Limiting clips from predictable movie highlights, and skipping over several well-known titles entirely, the pic tries to emphasize lesser-known materials, including numerous candid photos, behind-the-scenes footage, and one uncomfortable live appearance on TV’s Person to Person.”

More Screenings Set for ‘Love, Marilyn’

Photo by Sam Shaw

A screening of Love, Marilyn will open The Hamptons Film Festival at East Hampton, Long Island, on October 4th. (Marilyn stayed at Long Island in the summer of 1957 with husband Arthur Miller.)

In other news, the Canadian theatrical rights to Love, Marilyn have been acquired by distributor Mongrel Media. And a video interview with director Liz Garbus has been posted by the New York Times.

HBO Acquires US TV Rights to ‘Love, Marilyn’

HBO has acquired TV rights for Liz Garbus’s documentary, Love, Marilyn, in the US, reports Variety.

“The film is written, directed and produced by Garbus and produced by Stanley Buchthal and Amy Hobby.

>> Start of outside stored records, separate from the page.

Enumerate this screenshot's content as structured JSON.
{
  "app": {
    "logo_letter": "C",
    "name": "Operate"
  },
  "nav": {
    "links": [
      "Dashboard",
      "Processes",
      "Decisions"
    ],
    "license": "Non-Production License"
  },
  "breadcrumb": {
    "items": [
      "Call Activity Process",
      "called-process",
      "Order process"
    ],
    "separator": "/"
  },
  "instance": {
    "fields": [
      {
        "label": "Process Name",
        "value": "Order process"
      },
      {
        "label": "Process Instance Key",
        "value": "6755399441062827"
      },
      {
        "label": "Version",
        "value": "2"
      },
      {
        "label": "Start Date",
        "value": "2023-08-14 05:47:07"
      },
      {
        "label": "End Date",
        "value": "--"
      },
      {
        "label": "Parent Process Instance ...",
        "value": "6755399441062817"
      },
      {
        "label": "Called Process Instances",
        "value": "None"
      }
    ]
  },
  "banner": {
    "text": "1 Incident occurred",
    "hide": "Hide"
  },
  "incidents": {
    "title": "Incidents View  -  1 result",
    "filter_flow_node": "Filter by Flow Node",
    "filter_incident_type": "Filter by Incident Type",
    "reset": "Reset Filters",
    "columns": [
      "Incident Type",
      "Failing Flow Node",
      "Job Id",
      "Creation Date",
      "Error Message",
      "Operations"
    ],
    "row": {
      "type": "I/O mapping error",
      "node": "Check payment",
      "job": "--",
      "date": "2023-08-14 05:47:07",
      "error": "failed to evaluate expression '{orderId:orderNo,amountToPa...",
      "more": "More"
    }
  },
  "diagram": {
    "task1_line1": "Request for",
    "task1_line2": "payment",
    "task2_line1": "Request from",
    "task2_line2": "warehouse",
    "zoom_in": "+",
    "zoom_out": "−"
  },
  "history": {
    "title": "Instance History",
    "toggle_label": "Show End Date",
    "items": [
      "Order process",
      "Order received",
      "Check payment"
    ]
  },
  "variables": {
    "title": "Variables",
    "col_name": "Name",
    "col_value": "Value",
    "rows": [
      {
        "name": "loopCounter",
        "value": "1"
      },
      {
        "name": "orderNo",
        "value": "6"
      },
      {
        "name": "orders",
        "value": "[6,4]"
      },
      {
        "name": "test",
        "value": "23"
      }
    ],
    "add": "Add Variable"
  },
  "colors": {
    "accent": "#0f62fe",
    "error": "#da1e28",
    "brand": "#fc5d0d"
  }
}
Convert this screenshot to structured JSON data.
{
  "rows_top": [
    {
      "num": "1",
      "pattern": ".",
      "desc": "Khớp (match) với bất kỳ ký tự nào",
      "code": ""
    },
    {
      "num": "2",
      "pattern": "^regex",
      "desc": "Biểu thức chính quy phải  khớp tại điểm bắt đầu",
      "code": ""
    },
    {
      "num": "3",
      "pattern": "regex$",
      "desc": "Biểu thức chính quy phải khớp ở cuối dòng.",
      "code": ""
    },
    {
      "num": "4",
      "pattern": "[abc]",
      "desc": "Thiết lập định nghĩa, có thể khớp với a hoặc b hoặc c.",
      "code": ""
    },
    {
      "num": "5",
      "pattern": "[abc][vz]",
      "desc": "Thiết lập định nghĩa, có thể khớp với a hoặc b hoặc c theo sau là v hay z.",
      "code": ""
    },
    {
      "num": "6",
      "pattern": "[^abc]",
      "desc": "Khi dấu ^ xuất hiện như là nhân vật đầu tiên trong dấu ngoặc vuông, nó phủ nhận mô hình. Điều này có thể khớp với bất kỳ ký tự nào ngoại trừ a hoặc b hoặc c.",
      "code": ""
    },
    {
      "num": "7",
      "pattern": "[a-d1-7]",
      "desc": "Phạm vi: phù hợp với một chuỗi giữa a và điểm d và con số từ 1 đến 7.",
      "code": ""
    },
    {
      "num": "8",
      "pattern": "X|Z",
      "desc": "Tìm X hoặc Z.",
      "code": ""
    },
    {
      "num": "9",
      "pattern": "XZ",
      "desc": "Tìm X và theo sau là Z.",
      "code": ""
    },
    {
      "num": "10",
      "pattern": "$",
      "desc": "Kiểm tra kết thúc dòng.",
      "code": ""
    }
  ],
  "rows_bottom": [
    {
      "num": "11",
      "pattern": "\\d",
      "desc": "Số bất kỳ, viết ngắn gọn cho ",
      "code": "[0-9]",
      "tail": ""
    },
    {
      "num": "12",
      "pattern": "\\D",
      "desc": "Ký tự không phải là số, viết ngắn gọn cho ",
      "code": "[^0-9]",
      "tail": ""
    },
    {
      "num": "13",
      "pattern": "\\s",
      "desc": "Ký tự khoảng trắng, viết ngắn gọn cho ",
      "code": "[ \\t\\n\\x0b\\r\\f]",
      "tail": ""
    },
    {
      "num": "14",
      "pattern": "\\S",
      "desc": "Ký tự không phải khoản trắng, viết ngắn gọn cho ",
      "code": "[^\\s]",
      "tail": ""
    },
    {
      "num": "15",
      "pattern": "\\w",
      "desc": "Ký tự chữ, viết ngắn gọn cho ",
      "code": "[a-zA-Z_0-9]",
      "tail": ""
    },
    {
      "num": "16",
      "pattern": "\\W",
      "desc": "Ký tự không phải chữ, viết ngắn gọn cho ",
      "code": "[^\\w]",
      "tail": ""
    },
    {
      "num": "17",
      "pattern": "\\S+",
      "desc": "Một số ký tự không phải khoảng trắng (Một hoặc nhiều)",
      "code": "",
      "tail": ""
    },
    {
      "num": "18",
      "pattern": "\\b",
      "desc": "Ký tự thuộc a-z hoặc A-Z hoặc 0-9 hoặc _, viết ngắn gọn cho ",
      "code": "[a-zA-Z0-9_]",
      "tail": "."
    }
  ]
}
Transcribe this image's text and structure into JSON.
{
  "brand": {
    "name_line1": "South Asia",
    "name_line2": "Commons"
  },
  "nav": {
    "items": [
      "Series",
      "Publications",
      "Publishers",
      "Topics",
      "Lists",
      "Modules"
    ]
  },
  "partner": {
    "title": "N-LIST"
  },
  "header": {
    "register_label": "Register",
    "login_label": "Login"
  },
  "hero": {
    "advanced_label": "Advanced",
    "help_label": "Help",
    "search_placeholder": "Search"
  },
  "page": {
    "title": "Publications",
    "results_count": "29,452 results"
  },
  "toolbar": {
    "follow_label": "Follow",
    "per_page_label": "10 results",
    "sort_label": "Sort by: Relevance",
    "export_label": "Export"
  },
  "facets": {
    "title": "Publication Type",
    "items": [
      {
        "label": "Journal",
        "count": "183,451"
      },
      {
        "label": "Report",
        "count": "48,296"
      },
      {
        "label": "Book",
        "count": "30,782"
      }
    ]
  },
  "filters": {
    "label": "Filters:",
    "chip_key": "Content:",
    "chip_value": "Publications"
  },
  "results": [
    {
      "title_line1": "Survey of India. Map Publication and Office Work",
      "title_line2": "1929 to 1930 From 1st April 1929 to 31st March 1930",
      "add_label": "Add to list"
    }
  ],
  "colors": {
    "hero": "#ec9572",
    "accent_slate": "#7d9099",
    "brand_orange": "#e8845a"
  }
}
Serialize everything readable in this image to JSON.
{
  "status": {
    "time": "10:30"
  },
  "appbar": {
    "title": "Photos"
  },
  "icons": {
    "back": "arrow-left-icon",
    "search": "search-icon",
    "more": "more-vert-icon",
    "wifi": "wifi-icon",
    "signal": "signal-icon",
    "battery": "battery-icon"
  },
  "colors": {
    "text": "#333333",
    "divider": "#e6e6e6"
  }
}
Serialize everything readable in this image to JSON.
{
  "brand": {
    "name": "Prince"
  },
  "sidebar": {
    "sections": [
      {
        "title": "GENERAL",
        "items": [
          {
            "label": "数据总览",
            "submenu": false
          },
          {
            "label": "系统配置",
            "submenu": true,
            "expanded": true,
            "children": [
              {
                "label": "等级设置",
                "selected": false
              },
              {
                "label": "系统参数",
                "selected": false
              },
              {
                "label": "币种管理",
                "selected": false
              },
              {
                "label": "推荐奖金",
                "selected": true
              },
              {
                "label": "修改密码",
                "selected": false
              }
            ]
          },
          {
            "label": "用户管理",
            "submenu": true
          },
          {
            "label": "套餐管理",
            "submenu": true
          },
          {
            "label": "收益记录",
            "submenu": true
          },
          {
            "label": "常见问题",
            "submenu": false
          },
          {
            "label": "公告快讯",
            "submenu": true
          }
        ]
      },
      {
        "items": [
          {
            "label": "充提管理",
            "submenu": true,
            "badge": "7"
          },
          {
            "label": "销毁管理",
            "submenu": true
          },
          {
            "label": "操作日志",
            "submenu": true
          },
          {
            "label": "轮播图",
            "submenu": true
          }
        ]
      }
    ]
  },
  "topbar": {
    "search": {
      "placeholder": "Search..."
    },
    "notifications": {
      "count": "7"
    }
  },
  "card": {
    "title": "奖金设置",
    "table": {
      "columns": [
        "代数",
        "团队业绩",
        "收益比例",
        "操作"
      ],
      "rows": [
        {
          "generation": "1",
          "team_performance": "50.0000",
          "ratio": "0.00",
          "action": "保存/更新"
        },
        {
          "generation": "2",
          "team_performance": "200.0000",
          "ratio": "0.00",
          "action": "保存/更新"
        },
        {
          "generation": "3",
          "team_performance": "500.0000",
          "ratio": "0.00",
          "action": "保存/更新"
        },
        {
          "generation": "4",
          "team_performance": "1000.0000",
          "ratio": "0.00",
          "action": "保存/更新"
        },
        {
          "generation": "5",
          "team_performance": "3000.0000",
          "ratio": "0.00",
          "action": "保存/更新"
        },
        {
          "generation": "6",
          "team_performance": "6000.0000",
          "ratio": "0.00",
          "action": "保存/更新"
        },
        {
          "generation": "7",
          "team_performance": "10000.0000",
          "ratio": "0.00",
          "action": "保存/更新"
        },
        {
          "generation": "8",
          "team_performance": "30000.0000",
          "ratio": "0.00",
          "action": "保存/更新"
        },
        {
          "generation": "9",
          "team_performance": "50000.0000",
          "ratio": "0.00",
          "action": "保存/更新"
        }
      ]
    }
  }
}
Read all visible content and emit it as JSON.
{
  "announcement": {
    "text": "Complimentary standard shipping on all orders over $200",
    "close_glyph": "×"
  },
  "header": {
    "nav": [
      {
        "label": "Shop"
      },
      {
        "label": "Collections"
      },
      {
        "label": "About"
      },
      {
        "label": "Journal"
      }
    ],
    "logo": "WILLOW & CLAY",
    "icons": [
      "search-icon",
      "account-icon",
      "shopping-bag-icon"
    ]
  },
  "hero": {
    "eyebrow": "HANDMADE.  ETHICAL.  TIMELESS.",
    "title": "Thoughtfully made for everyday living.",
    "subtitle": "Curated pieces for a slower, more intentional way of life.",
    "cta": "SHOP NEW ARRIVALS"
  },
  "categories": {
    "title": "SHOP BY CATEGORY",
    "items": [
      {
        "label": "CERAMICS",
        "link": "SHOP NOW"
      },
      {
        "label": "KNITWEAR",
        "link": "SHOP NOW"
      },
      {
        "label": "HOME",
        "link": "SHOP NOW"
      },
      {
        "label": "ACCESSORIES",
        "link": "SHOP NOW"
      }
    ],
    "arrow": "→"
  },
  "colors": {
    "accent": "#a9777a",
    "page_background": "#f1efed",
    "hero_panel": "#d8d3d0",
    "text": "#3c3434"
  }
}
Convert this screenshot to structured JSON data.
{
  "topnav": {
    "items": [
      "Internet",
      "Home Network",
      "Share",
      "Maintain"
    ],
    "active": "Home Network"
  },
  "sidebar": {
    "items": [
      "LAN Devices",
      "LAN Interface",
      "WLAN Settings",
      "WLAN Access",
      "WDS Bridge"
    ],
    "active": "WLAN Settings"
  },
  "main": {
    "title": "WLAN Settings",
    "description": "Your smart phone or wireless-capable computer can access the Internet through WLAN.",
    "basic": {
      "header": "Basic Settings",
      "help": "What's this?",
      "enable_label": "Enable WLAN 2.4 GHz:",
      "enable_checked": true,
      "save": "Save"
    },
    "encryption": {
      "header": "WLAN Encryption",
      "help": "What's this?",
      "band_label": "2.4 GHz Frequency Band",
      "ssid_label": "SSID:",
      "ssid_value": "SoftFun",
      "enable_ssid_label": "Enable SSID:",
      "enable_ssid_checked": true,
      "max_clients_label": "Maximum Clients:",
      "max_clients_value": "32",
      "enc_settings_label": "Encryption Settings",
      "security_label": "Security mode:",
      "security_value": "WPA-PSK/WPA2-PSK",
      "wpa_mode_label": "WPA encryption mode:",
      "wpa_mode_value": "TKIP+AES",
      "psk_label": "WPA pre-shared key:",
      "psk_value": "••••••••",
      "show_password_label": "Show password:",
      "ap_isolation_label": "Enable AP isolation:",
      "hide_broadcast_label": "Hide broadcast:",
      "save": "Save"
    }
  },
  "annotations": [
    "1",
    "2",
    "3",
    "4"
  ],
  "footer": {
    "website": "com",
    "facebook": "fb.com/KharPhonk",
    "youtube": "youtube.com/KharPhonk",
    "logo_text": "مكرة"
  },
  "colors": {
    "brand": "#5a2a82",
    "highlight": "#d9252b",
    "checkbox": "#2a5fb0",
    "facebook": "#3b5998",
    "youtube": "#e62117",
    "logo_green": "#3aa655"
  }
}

Executive producers are Anne Carey, Olivier Courson, Harold Van Lier and Enrique Steiger.

Love, Marilyn coincides with the 50th anniversary of Monroe’s death and features footage, audiotapes, handwritten letters, diaries, notes, poems, journals and notebooks.

Interviews and archival footage features Arthur Miller, Joe DiMaggio, Amy Greene, Molly Haskell, Truman Capote, Norman Mailer and Elia Kazan.

Deal was negotiated by David Koh, Josh Braun and Dan Braun of Submarine Entertainment along with Stanley Buchthal of Diamond Girl Productions LLC and Harold Van Lier of Studio Canal on behalf of the producers and director with HBO.”